The following line of code sets the connection string of the second connection manager in the package (in our example, DW Destination):

pkg.Connections[1].ConnectionString = “Data Source=localhost;Initial Catalog=DW;Integrated Security=SSPI”;

This scenario can be used to update any property of any object in the package when the package is going to be run using a CLR language.

SQL Server 2000 stored procedure and SSIS 2008 OLE DB Source

What is the first thing that comes to your mind as a Microsoft BI expert, when you think of a data migration tool? Undoubtedly SSIS!

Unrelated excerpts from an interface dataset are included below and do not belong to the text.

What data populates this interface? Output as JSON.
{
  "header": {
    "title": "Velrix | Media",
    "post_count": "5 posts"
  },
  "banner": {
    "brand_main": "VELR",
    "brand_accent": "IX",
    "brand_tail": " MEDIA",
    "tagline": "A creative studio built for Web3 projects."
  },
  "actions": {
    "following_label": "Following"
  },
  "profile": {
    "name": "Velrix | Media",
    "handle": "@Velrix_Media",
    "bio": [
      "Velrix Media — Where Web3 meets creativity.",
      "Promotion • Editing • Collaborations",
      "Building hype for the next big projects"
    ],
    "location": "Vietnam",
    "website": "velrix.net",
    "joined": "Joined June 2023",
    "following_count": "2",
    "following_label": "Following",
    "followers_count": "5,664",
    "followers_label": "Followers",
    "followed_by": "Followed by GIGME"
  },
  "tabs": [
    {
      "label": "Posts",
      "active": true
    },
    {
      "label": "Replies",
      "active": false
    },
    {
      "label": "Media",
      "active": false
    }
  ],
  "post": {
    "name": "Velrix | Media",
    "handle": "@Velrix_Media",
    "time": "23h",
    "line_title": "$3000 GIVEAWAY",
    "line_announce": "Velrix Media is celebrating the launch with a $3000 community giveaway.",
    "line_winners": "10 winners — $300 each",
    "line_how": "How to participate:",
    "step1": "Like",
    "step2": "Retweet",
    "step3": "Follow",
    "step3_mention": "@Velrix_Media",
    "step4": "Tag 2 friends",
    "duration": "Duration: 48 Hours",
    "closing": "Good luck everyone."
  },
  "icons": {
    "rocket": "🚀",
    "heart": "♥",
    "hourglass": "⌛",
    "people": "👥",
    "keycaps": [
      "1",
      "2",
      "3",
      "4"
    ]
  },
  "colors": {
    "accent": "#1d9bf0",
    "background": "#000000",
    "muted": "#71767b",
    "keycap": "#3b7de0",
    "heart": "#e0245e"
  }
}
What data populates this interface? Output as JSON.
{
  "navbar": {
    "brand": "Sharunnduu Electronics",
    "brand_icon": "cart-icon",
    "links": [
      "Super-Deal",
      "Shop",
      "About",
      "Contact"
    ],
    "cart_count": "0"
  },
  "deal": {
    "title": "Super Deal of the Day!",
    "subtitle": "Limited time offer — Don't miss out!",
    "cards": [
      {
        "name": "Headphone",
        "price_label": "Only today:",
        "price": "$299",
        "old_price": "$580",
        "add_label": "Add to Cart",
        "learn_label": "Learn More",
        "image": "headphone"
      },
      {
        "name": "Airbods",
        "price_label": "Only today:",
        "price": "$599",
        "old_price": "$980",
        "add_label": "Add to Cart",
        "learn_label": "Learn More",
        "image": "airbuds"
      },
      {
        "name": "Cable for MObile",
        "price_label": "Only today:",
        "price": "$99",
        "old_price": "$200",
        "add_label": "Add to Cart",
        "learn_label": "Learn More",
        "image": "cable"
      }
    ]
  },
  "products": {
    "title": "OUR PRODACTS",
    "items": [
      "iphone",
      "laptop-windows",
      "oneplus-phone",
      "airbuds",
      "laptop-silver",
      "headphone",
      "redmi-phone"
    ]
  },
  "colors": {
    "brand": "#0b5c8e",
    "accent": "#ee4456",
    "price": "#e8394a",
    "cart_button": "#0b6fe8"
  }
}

As you all know, SSIS is a great tool for migrating data from legacy systems and databaseas into newer and more robust places and repositories to better serve knowledge and data workers.
Yesterday, I was assigned to a task which was about getting the list of custoemrs from SQL Server 2000 into SQL Server 2008, using SSIS 2008. It didn’t seem something extraordinary at first: all I needed to do was to get an OLE DB source into my Data Flow Task, have a lookup table to filter existing records in the table, and pass the new rows into the destination table. I then realized that not all the customers need to be migrated, and there is a stored procedure written in SQL Server 2000 to return the list of the customers that should be migrated. The SP works this way: gets the Id of a principal as input, and extracts the list of customers for the principal based on some pre-defined business logic.
What I needed to be able to do was to pass the principal ID as my package’s parameter to SP, and use the result returned by SP in my source query’s WHERE clause. Passing parameter to package and then use it in t-sql query is nothing difficult. It gets messy when you need to use that parameter in a nested query: using IN keyword in the main query and using SP in the internal query to build a temporary table for IN keyword.
I have only one word for doing this thing: Impossible!
I tried different types of calling a SP in another query’s WHERE clause. I even got the SP’s code and put it into my t-sql query. But as you may know, SSIS’s OLE DB source does not support parameters in nested queries.
So, I tried to design a strategy for doing this. A strategy to get rid of the parameterized nested query.
What I did is, I added a Execute SQL Task to my package, which gets executed before my Data Flow task. The role of this Execute SQL Task is to get the list of customer IDs from the source database by executing the SP, and store them in a temporary table in destination SQL Server 2008 using this piece of code:

IF Object_Id('TemporaryTablet', 'U') IS NOT NULL
DROP TABLE TemporaryTable
CREATE TABLE TemporaryTable(CustID int)
INSERT INTO TemporaryTable EXECUTE dbo.Sql2000SP ? --? is the parameter passed to SP

Then, I connect this Execute SQL Task to my Data Flow task. This way, the new Data Flow task is not paramtereized anymore because the parameter, which is the principal ID, is used in previous step to pull the list of customers into the temporary table using Execute SQL Task. This is the code that gets data in my OLE DB Source:

SELECT Column1, Column2, Column3
FROM OriginalTable
WHERE CC.CustId IN (SELECT * FROM TemporaryTable)

Bingo! It works without any problem: there is no parameter to be passed to SP or the nested query to replicate SP’s logic in OLE DB Source! 🙂